“Summer’s such a weird time.”
(Jonas from Mint Vinetu)
“o po to?
o po to bus ruduo”
(Excerpt from a poem by Donaldas Kajokas)
and then comes autumn”
(My free translation from Lithuanian)
What this dialogue is about, you may ask. As with all the things in psycho-poetry, Mint + Vinetu + Donaldas Kajokas are interrelated. Let me explain you, how.
Mint Vinetu, open in Vilnius since 2010, is a book shop of used books “where good people meet” (words taken from their website), and is the first and only book store of this kind, in Lithuania. But this is not a story about being unique at any cost – the driving idea of its founders was to set up a place where:
You can be forgotten, and forget yourself.

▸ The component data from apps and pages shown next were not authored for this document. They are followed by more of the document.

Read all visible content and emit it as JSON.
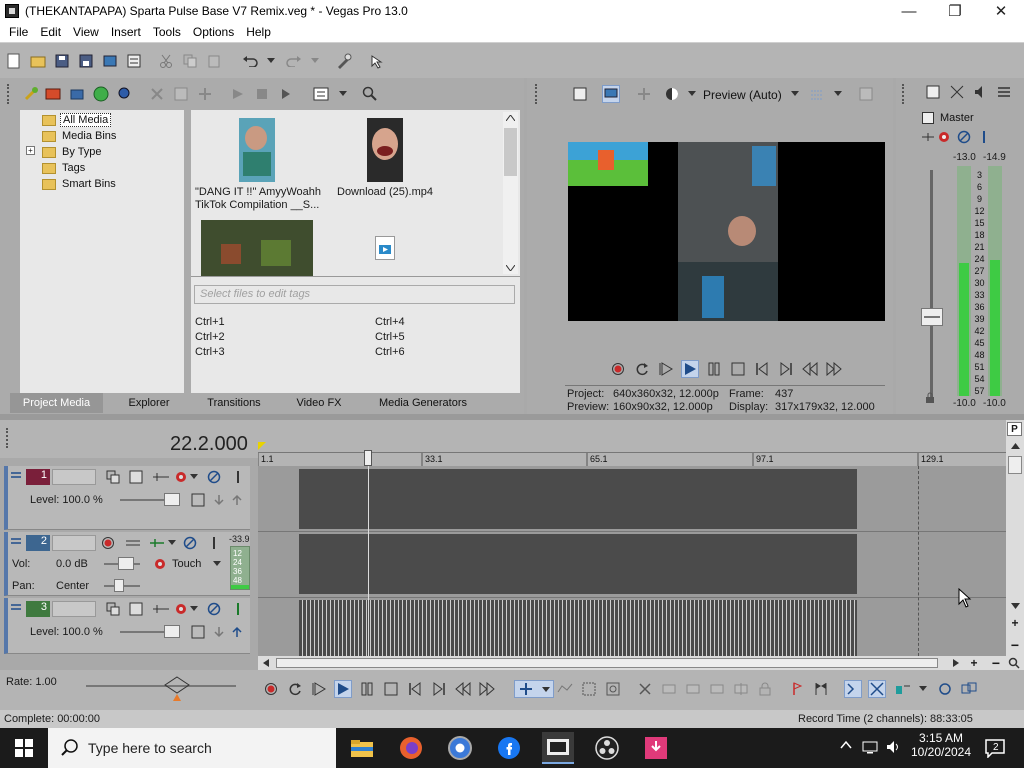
{
  "window": {
    "title": "(THEKANTAPAPA) Sparta Pulse Base V7 Remix.veg * - Vegas Pro 13.0",
    "minimize": "—",
    "maximize": "❐",
    "close": "✕"
  },
  "menu": [
    "File",
    "Edit",
    "View",
    "Insert",
    "Tools",
    "Options",
    "Help"
  ],
  "media_tree": [
    "All Media",
    "Media Bins",
    "By Type",
    "Tags",
    "Smart Bins"
  ],
  "media_items": [
    {
      "label": "\"DANG IT !!\" AmyyWoahh TikTok Compilation __S..."
    },
    {
      "label": "Download (25).mp4"
    }
  ],
  "tags_placeholder": "Select files to edit tags",
  "shortcuts": [
    "Ctrl+1",
    "Ctrl+4",
    "Ctrl+2",
    "Ctrl+5",
    "Ctrl+3",
    "Ctrl+6"
  ],
  "tabs": [
    "Project Media",
    "Explorer",
    "Transitions",
    "Video FX",
    "Media Generators"
  ],
  "preview": {
    "mode": "Preview (Auto)",
    "project_label": "Project:",
    "project_value": "640x360x32, 12.000p",
    "preview_label": "Preview:",
    "preview_value": "160x90x32, 12.000p",
    "frame_label": "Frame:",
    "frame_value": "437",
    "display_label": "Display:",
    "display_value": "317x179x32, 12.000"
  },
  "master": {
    "label": "Master",
    "peak_left": "-13.0",
    "peak_right": "-14.9",
    "scale": [
      "3",
      "6",
      "9",
      "12",
      "15",
      "18",
      "21",
      "24",
      "27",
      "30",
      "33",
      "36",
      "39",
      "42",
      "45",
      "48",
      "51",
      "54",
      "57"
    ],
    "bottom_left": "-10.0",
    "bottom_right": "-10.0",
    "level_left": 0.58,
    "level_right": 0.59
  },
  "timeline": {
    "time": "22.2.000",
    "ruler": [
      "1.1",
      "33.1",
      "65.1",
      "97.1",
      "129.1"
    ],
    "tracks": [
      {
        "number": "1",
        "level": "Level: 100.0 %"
      },
      {
        "number": "2",
        "vol_label": "Vol:",
        "vol_value": "0.0 dB",
        "pan_label": "Pan:",
        "pan_value": "Center",
        "automation": "Touch",
        "meter_peak": "-33.9",
        "meter_scale": [
          "12",
          "24",
          "36",
          "48"
        ]
      },
      {
        "number": "3",
        "level": "Level: 100.0 %"
      }
    ]
  },
  "transport": {
    "rate": "Rate: 1.00"
  },
  "status": {
    "complete": "Complete: 00:00:00",
    "record_time": "Record Time (2 channels): 88:33:05"
  },
  "taskbar": {
    "search_placeholder": "Type here to search",
    "time": "3:15 AM",
    "date": "10/20/2024",
    "notification_count": "2"
  }
}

Mint Vinetu? The non-Lithuanians might need some more hint to grasp what the title is about. It’s pretty simple: Mint stands for the mint tea, while Vinetu is a Lithuanian transcription of Winnetou, a fictional Native American hero created by Karl May, which evokes a direct association with the first (ok, the second) book every true Lithuanian read in his or her teen-age years.
As for Kajokas, I was simply looking (desperately) for his poetry books published some 20 years or more ago. When I was about to lose my last hope, Winnetou offered me some mint tea for relax, and handed me those books in… less than 2 days!
Besides sipping tea and enjoying delicious cakes, here you can read, buy or sell books (in Lithuanian, Russian, Polish, English, German, French, Spanish, Italian), take part in seasonal events such as poetry readings – but above all – meet some of the craziest people and hear some of the most interesting stories.
After all, the best thing about this place is people who come here. If suddently all them started popping in, one after another, you could shoot a great movie,
says Jonas, one of the co-founders.
Let the pictures – all courtesy of Mint Vinetu – talk for themselves. Enjoy!
The menu’s on the black board.
Make yourself at home.
Tea & Books.
Another vintage detail.
As for the mint tea (prepared in the white pot on the right), there’s a nice story behind: the mint leaves are picked, dried and brought to the bookshop by one old lady – she simply wanted to share her mint made with love.
“Books are changing with you. Discover your favourites again. Mint Vinetu”.
A book-shelf for books in Italian hides another nice story: all these books are a tribute of an Italian guy who one day packed up and left the town, after having lived there for a while.
Interior detail: vintage suitcase with old books.
First dictionary of Lithuanian.
Fresh cornflowers on the table.
Autumn and rain. Best time to pop in.
A place for instant psycho-poems.
“Yours, as much as mine.”
Post scriptum: last curiosity
The two poetry books by Kajokas were printed in Soviet times. On the back cover, each bears the original price: 1 ruble 60 kopeks for the first, and 40 kopeks for the second. A box of matches costed 1 kopek. A bottle of the cheapest apple wine, was at 80 kopeks.For more information please visit Mint Vinetu official website.
Words by Jurga